BEGIN

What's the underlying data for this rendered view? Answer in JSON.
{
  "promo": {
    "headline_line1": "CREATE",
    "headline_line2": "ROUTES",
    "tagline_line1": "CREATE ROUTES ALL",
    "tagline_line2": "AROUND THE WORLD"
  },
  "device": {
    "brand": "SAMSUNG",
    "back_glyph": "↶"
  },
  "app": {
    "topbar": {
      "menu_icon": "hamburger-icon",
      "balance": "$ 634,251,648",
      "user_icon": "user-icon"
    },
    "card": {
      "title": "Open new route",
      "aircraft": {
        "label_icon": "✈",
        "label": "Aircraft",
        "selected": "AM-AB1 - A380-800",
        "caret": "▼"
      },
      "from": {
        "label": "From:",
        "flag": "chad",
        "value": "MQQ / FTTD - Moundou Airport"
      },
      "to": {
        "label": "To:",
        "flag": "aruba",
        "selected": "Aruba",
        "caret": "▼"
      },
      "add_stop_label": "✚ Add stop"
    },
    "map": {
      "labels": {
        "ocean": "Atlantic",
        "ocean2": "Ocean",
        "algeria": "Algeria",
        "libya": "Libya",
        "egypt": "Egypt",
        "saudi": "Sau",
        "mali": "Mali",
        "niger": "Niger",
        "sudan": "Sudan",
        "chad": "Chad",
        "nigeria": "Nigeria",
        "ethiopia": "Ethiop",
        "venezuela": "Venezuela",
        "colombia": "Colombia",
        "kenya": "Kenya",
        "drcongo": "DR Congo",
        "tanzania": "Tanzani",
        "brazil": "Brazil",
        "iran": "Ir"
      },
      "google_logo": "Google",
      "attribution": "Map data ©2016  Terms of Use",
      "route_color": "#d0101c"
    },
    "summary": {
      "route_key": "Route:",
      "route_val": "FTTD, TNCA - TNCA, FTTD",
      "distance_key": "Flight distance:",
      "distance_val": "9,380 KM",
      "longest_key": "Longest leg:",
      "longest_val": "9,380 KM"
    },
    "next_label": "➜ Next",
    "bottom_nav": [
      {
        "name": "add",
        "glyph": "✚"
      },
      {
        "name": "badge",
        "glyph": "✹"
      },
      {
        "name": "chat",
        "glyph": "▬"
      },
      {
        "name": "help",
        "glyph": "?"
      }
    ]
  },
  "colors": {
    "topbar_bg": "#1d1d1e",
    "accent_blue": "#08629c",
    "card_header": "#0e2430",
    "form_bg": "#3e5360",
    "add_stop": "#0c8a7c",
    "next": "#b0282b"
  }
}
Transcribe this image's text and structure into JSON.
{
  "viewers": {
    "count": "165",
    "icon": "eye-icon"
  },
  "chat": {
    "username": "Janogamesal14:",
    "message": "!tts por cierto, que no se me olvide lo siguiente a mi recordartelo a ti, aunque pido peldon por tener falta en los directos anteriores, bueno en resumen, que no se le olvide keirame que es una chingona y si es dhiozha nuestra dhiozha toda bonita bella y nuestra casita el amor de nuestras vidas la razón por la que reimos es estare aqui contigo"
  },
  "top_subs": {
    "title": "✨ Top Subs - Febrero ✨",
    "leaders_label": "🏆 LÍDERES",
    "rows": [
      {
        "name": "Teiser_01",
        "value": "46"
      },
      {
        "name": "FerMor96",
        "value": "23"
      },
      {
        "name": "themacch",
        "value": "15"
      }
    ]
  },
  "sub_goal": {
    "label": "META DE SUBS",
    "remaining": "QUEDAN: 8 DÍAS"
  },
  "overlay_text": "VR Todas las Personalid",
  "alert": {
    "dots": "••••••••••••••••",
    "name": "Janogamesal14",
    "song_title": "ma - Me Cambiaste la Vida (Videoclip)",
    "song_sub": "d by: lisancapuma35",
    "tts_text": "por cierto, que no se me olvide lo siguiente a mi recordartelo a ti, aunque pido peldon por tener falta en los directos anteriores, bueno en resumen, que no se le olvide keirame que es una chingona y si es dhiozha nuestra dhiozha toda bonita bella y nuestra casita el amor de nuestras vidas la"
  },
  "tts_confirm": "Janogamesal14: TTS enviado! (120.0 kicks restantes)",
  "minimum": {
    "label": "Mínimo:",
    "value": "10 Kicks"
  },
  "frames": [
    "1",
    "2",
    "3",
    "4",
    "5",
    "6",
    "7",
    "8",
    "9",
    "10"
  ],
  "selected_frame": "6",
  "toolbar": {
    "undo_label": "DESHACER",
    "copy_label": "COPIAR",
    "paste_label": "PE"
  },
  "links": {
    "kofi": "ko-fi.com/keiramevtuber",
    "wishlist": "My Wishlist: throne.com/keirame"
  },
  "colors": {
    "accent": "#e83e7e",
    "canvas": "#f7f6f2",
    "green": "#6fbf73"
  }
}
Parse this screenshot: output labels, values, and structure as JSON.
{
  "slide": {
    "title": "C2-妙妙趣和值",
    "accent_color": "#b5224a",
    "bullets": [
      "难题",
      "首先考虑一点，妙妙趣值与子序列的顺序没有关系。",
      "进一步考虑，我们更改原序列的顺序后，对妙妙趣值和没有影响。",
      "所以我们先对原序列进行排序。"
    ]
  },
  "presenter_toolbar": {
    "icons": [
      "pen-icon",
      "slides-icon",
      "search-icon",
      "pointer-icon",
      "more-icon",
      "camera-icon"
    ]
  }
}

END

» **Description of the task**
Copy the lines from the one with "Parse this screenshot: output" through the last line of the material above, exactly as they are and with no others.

» **Answer for the task**
Parse this screenshot: output labels, values, and structure as JSON.
{
  "slide": {
    "title": "C2-妙妙趣和值",
    "accent_color": "#b5224a",
    "bullets": [
      "难题",
      "首先考虑一点，妙妙趣值与子序列的顺序没有关系。",
      "进一步考虑，我们更改原序列的顺序后，对妙妙趣值和没有影响。",
      "所以我们先对原序列进行排序。"
    ]
  },
  "presenter_toolbar": {
    "icons": [
      "pen-icon",
      "slides-icon",
      "search-icon",
      "pointer-icon",
      "more-icon",
      "camera-icon"
    ]
  }
}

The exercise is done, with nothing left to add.